At this point, it would seem that price increases will continue unabated until the next economic downturn. Given the staggering number of “Most Expensive Day Ever” and “#BROKE” shirts (among hundreds of other similar Etsy designs) visible in the parks right now, we do think Walt Disney World has a serious pricing reputation and perception problem.
However, as long as consumer confidence remains high, people will pay the prices…and then spend even more to wear shirts complaining about said prices. The serious issue will come down the road when people are not feeling so hot about their economic circumstances and future.
At that point, it’s a question of whether discounting will be enough to incentivize guests to return, or if irreparable brand damage will have been done during the last decade or so of increases. We don’t have an answer to that–no one does–but it’s definitely something about which we’re curious.
The most surprising thing to us about the latest round of Walt Disney World ticket price increases is that they largely do not impact Florida Residents. As we’ve noted previously, there is an ongoing population explosion in Central Florida, with several cities in the Orlando metro area being among the fastest growing in the United States.
Many of these new Florida residents are families fleeing the Northeast and Midwest who are more enthusiastic about Disney than longtime locals. If new home prices and construction around Walt Disney World are any indication, these transplants are also on the more affluent end of the spectrum. (Behind Magic Kingdom, there’s been a proliferation of subdivisions with no end in sight–most of these have homes starting at over $300,000 and ranging up to $800,000.)
This is significant because it means Walt Disney World, traditionally a tourist destination with a far lower Annual Passholder pool than Disneyland, has likely increased its AP population in the last few years. This is despite all of these price increases, which one would assume are thinning the herd.
Anecdotally, this has been our experience in the last year-plus at Walt Disney World. School breaks, weekends, evenings, and other times when locals would be turning out in larger numbers have been disproportionately crowded. This has been especially true with Disney’s Hollywood Studios since Star Wars: Rise of the Resistance opened, and during Epcot for the last few festivals.
It’s thus somewhat surprising that Florida Resident Annual Passes and pricing largely remained unchanged. When it comes to pricing, Walt Disney World doesn’t do things arbitrarily. There must be a reason why Annual Pass prices are increasing for non-locals but not Florida residents, but for the life of me, I cannot figure out what that reason might be.
The slight bump in prices for the Park Hopper add-on makes much more sense. Walt Disney World has offered several ticket specials in the last six months or so to normalize attendance among the parks and prevent guests from spending more time in Magic Kingdom while only doing half-days in the other parks. This is another step in that direction, albeit a baby one.

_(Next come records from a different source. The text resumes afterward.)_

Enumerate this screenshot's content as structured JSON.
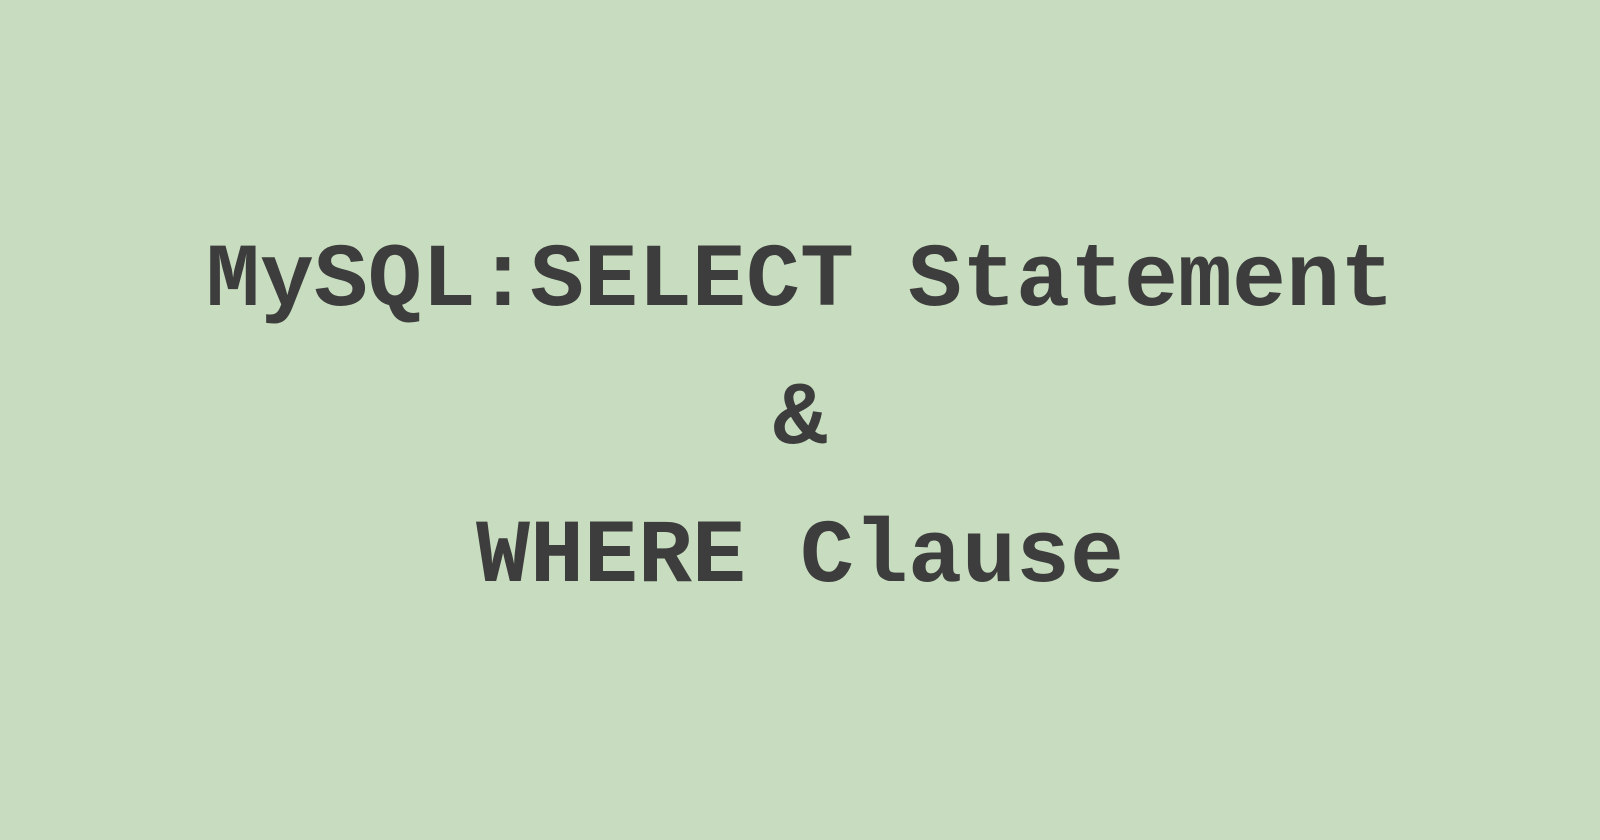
{
  "title": {
    "line1": "MySQL:SELECT Statement",
    "line2": "&",
    "line3": "WHERE Clause"
  },
  "colors": {
    "background": "#c8ddbf",
    "text": "#3d3d3d"
  }
}
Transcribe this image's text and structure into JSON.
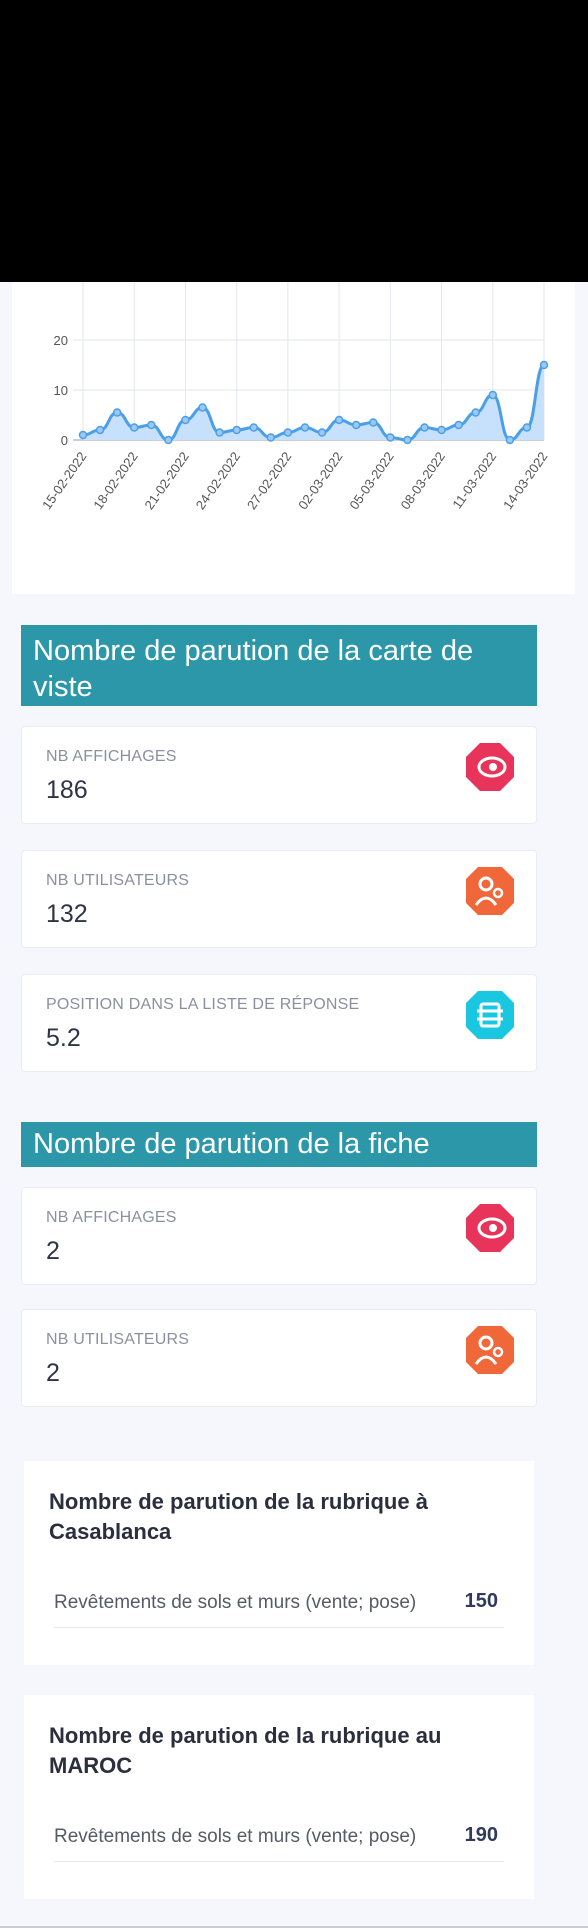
{
  "chart_data": {
    "type": "area",
    "title": "",
    "xlabel": "",
    "ylabel": "",
    "ylim": [
      0,
      25
    ],
    "yticks": [
      0,
      10,
      20
    ],
    "grid": true,
    "color": "#4a9fe8",
    "fill_color": "#c7e0fb",
    "x": [
      "15-02-2022",
      "16-02-2022",
      "17-02-2022",
      "18-02-2022",
      "19-02-2022",
      "20-02-2022",
      "21-02-2022",
      "22-02-2022",
      "23-02-2022",
      "24-02-2022",
      "25-02-2022",
      "26-02-2022",
      "27-02-2022",
      "28-02-2022",
      "01-03-2022",
      "02-03-2022",
      "03-03-2022",
      "04-03-2022",
      "05-03-2022",
      "06-03-2022",
      "07-03-2022",
      "08-03-2022",
      "09-03-2022",
      "10-03-2022",
      "11-03-2022",
      "12-03-2022",
      "13-03-2022",
      "14-03-2022"
    ],
    "xtick_labels": [
      "15-02-2022",
      "18-02-2022",
      "21-02-2022",
      "24-02-2022",
      "27-02-2022",
      "02-03-2022",
      "05-03-2022",
      "08-03-2022",
      "11-03-2022",
      "14-03-2022"
    ],
    "values": [
      1,
      2,
      5.5,
      2.5,
      3,
      0,
      4,
      6.5,
      1.5,
      2,
      2.5,
      0.5,
      1.5,
      2.5,
      1.5,
      4,
      3,
      3.5,
      0.5,
      0,
      2.5,
      2,
      3,
      5.5,
      9,
      0,
      2.5,
      15
    ]
  },
  "section1": {
    "title": "Nombre de parution de la carte de viste",
    "cards": [
      {
        "label": "NB AFFICHAGES",
        "value": "186",
        "icon": "eye-icon",
        "color": "#e8345a"
      },
      {
        "label": "NB UTILISATEURS",
        "value": "132",
        "icon": "users-icon",
        "color": "#f0683a"
      },
      {
        "label": "POSITION DANS LA LISTE DE RÉPONSE",
        "value": "5.2",
        "icon": "list-icon",
        "color": "#19c8e0"
      }
    ]
  },
  "section2": {
    "title": "Nombre de parution de la fiche",
    "cards": [
      {
        "label": "NB AFFICHAGES",
        "value": "2",
        "icon": "eye-icon",
        "color": "#e8345a"
      },
      {
        "label": "NB UTILISATEURS",
        "value": "2",
        "icon": "users-icon",
        "color": "#f0683a"
      }
    ]
  },
  "rubrique_casablanca": {
    "title": "Nombre de parution de la rubrique à Casablanca",
    "rows": [
      {
        "name": "Revêtements de sols et murs (vente; pose)",
        "count": "150"
      }
    ]
  },
  "rubrique_maroc": {
    "title": "Nombre de parution de la rubrique au MAROC",
    "rows": [
      {
        "name": "Revêtements de sols et murs (vente; pose)",
        "count": "190"
      }
    ]
  }
}
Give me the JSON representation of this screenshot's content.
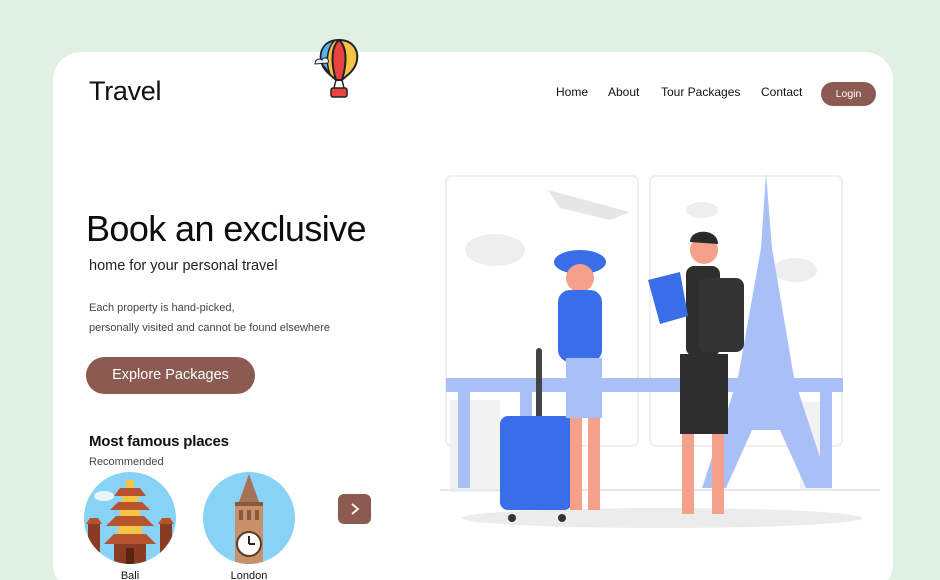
{
  "header": {
    "logo": "Travel",
    "nav": [
      {
        "label": "Home"
      },
      {
        "label": "About"
      },
      {
        "label": "Tour Packages"
      },
      {
        "label": "Contact"
      }
    ],
    "login_label": "Login"
  },
  "hero": {
    "title": "Book an exclusive",
    "subtitle": "home for your personal travel",
    "description_line1": "Each property is hand-picked,",
    "description_line2": "personally visited and cannot be found elsewhere",
    "cta_label": "Explore Packages"
  },
  "places": {
    "heading": "Most famous places",
    "subheading": "Recommended",
    "items": [
      {
        "name": "Bali",
        "icon": "temple-icon"
      },
      {
        "name": "London",
        "icon": "big-ben-icon"
      }
    ],
    "next_icon": "chevron-right-icon"
  },
  "colors": {
    "background": "#e0f0e5",
    "accent": "#8b5a50",
    "illustration_blue": "#3a6ee8",
    "illustration_light_blue": "#a9c0f6"
  }
}
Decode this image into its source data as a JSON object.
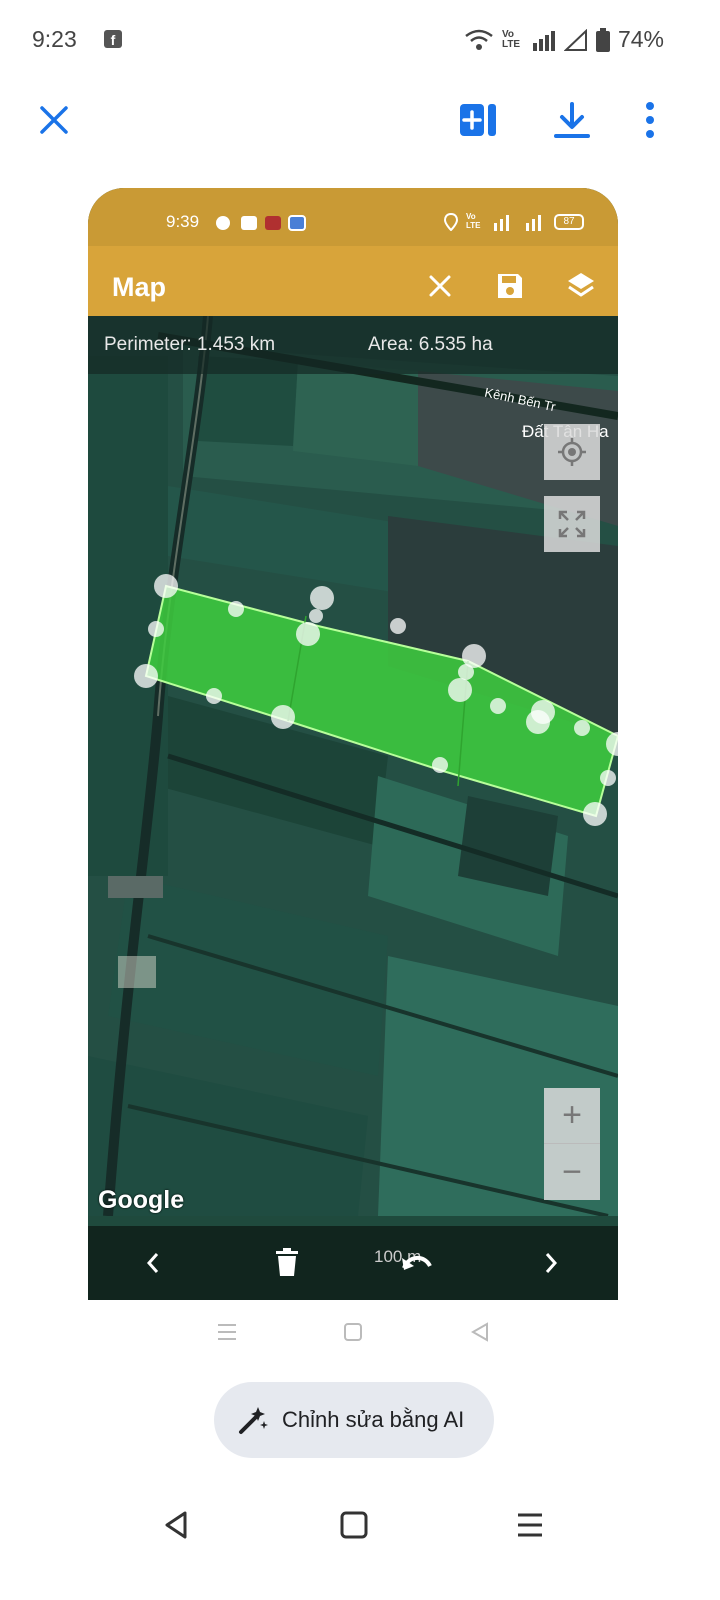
{
  "status_bar": {
    "time": "9:23",
    "notification_icon": "facebook-icon",
    "network_label": "Vo LTE",
    "battery": "74%"
  },
  "toolbar": {
    "close_icon": "close-icon",
    "add_icon": "add-to-collection-icon",
    "download_icon": "download-icon",
    "more_icon": "more-vert-icon"
  },
  "screenshot": {
    "status_time": "9:39",
    "network_label": "Vo LTE",
    "battery": "87",
    "app_title": "Map",
    "perimeter": "Perimeter: 1.453 km",
    "area": "Area: 6.535 ha",
    "map_labels": [
      "Kênh Bến Tr",
      "Đất Tân Ha"
    ],
    "google_logo": "Google",
    "zoom_in": "+",
    "zoom_out": "−",
    "scale_label": "100 m",
    "colors": {
      "header": "#d8a43a",
      "status": "#c99a35",
      "polygon_fill": "#3ecf3e"
    }
  },
  "ai_button": {
    "label": "Chỉnh sửa bằng AI"
  }
}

Ultimately, we highly doubt that this will be the last ticket price increase of the year at Walt Disney World–there’s a decent chance it’s not even the last one of the month. With several new things debuting soon in the lead up to Walt Disney World’s 50th Anniversary, it should be an interesting year. We’ll be paying careful attention to all of the changes, and will keep you updated as we learn anything new.
What do you think of these Walt Disney World Annual Pass price increases? Will you still buy one, or are you priced out? Do you agree or disagree with our assessment? Any questions we can help you answer? Hearing your feedback–even when you disagree with us–is both interesting to us and helpful to other readers, so please share your thoughts below in the comments!